You Asked: Should We All Go Vegetarian or Vegan to Reduce Our Carbon Footprint?

September 26, 2019

By Anuradha Varanasi

You Asked” is a series where Earth Institute experts tackle reader questions on science and sustainability. In honor of Climate Week NYC and the Covering Climate Now initiative, we’ll spend the next few weeks focusing on your questions about climate change.

The following questions were submitted through our Instagram page by our followers. The answer was provided by Maureen Raymo.

Maureen Raymo

Maureen Raymo is a paleoclimatologist at Columbia’s Lamont-Doherty Earth Observatory and an advisor for Hold the Beef. Photo: Kalman Zabarsky for Boston University Photography

What is the real role of vegetarianism? Does it really help in terms of carbon footprint?

What would happen if everyone went vegetarian or vegan?

When it comes to vegetarianism or going vegan, this is a decision that would definitely help the environment and climate. CO2 and methane emissions would decrease and fertilizer and water usage would decrease. However, you can achieve most of these benefits by just reducing your beef consumption. I appreciate that food choice is a personal and cultural decision. The point I want to make is that cutting your beef consumption by half, by 90 percent, or even completely are all thoughtful, scientifically informed, good-for-the-planet decisions that an individual can make.

Our diet-related environmental burdens are in no way minuscule. These burdens include using almost half of the land that spans the United States, whilst emitting more than 70 percent of the nitrogen runoff that can choke rivers and streams.

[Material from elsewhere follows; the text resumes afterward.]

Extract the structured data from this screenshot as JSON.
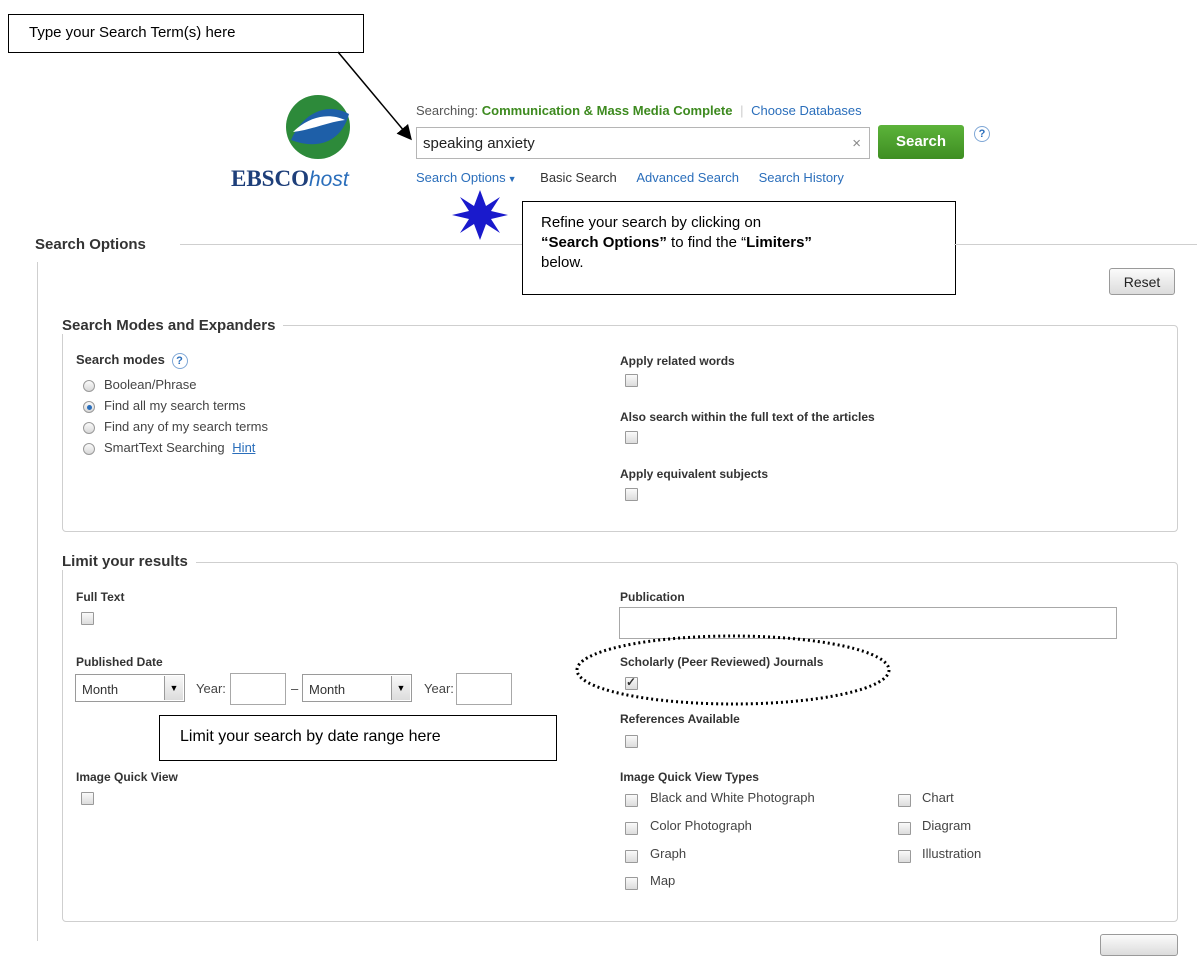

To produce all the food we buy regularly, 40 percent of the country’s fresh water is continuously extracted from underground stores. All in all, agriculture produces 20 percent of the nation’s greenhouses gas emissions.

Numerous studies have found that beef production contributes to about 90 percent of the above mentioned environmental problems. This is because vast areas of land have to be taken over and converted into grazing grounds. Also, beef production uses the most irrigation water and emits far higher greenhouse gases (41 percent) than other types of meat.

The average American eats around 460 grams of beef every week. We have found that cutting that down to 200 grams instead could make the U.S. beef industry much more environmentally sustainable and friendly.

While vegetarian diets are seen as far more sustainable, recent studies are finding that a diet which includes small portions of meat can have a lower carbon footprint. In 2016, we launched the website HoldtheBeef.org, which includes facts and figures from a 2016 study carried out by the graduate students of the Columbia School of International and Public Affairs. This is another great resource to gain a better understanding of the impacts of different types of meat, vegetables, and dairy products as well.

To answer the question on whether going vegan helps in terms of reducing carbon footprint, the short answer is: yes. According to the Food and Agriculture Organization of the United Nations, after beef production, cattle milk is responsible for the most emissions (20 percent) on a commodity basis. The two major greenhouse gases that are being emitted due to animal agriculture are methane and nitrous oxide, because of manure storage and the use of fertilizers, respectively.

So, while going vegan would certainly help the environment, it is also unrealistic for most people to follow a dairy-free and meat-free diet. Almost as good is to consume meat and other animal products in moderation. And most especially, hold the beef!

Media Inquiries: 
Marie DeNoia Aronsohn
marieda@ldeo.columbia.edu
845-365-8151